▶ **Description of the task**: Which lines of the listing hold the string "name"? Show each of them.

▶ **Input records**:

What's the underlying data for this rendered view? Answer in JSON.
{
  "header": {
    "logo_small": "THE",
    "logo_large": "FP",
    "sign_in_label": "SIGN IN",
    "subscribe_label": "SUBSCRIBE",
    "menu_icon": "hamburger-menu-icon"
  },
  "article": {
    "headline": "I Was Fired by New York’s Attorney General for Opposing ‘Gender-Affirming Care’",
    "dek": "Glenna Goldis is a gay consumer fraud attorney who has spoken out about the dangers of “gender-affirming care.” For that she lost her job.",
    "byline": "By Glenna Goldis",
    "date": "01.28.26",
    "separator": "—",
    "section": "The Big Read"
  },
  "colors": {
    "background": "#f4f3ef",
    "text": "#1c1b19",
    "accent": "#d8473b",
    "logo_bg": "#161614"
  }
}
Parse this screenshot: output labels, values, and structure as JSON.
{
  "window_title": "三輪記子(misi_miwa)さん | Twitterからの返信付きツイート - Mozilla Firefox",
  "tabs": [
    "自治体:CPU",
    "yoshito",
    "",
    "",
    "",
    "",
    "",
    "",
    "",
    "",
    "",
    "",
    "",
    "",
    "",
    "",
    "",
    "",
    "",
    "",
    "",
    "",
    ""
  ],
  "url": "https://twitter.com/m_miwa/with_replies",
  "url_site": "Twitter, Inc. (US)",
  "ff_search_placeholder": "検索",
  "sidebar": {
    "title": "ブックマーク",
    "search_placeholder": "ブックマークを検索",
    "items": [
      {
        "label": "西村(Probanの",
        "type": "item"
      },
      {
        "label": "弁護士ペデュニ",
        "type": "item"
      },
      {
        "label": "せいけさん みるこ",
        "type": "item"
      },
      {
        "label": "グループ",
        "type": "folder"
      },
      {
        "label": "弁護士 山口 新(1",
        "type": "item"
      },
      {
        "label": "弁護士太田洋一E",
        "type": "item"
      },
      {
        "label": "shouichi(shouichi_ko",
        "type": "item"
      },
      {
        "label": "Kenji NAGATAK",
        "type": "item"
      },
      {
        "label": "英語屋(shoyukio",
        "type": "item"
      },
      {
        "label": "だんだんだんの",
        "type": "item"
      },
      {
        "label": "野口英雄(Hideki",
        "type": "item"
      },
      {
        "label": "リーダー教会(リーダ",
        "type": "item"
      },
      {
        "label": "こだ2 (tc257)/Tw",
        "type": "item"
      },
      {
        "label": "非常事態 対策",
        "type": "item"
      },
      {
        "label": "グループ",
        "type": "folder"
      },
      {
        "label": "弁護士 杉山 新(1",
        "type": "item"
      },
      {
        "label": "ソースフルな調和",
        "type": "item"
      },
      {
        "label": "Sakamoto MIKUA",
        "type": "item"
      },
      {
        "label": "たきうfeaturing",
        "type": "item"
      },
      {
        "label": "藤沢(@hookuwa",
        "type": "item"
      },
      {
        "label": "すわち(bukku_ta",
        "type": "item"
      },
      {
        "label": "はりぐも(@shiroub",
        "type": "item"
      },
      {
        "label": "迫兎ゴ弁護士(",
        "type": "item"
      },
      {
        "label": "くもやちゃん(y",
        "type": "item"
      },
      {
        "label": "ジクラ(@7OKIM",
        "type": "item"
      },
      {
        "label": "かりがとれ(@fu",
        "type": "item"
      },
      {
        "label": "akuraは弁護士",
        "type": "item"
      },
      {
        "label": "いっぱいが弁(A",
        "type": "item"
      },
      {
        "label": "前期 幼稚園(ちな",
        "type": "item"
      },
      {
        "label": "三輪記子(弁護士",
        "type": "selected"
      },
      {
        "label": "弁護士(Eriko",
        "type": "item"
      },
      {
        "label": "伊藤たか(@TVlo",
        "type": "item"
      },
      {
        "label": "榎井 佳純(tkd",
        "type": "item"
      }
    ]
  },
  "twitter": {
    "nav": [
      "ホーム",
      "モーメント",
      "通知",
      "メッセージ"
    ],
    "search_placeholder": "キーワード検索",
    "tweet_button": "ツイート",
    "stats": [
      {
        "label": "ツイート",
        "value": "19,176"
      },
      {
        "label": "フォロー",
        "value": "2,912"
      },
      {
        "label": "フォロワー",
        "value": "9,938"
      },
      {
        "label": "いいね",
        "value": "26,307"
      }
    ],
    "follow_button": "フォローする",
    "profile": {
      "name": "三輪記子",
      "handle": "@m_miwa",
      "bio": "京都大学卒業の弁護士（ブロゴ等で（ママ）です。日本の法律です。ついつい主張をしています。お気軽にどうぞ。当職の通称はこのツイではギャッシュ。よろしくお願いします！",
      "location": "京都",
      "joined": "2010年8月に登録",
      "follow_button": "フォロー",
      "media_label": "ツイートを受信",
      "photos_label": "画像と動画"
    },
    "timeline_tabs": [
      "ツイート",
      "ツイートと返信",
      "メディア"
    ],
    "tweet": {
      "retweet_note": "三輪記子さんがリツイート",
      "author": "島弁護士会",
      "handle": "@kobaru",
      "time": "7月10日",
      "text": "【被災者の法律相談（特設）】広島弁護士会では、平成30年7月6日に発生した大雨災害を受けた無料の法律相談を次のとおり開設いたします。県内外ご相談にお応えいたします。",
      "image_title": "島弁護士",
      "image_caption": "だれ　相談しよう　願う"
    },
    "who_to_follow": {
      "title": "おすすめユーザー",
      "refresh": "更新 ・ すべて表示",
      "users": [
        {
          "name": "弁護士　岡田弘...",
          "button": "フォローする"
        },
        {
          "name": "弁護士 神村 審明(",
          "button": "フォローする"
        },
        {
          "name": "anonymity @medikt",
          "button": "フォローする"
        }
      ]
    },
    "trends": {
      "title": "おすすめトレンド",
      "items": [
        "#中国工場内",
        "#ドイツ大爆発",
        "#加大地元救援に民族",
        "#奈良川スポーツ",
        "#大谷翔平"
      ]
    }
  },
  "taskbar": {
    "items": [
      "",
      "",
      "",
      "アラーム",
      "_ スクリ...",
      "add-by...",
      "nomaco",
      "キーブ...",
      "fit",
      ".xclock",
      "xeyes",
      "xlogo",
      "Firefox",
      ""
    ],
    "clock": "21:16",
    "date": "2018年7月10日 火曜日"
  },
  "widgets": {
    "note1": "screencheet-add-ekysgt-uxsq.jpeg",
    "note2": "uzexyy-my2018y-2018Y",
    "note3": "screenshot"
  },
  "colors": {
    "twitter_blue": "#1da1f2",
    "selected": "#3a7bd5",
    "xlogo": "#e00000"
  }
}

▶ **Exercise answer**:
      "name": "三輪記子",
          "name": "弁護士　岡田弘...",
          "name": "弁護士 神村 審明(",
          "name": "anonymity @medikt",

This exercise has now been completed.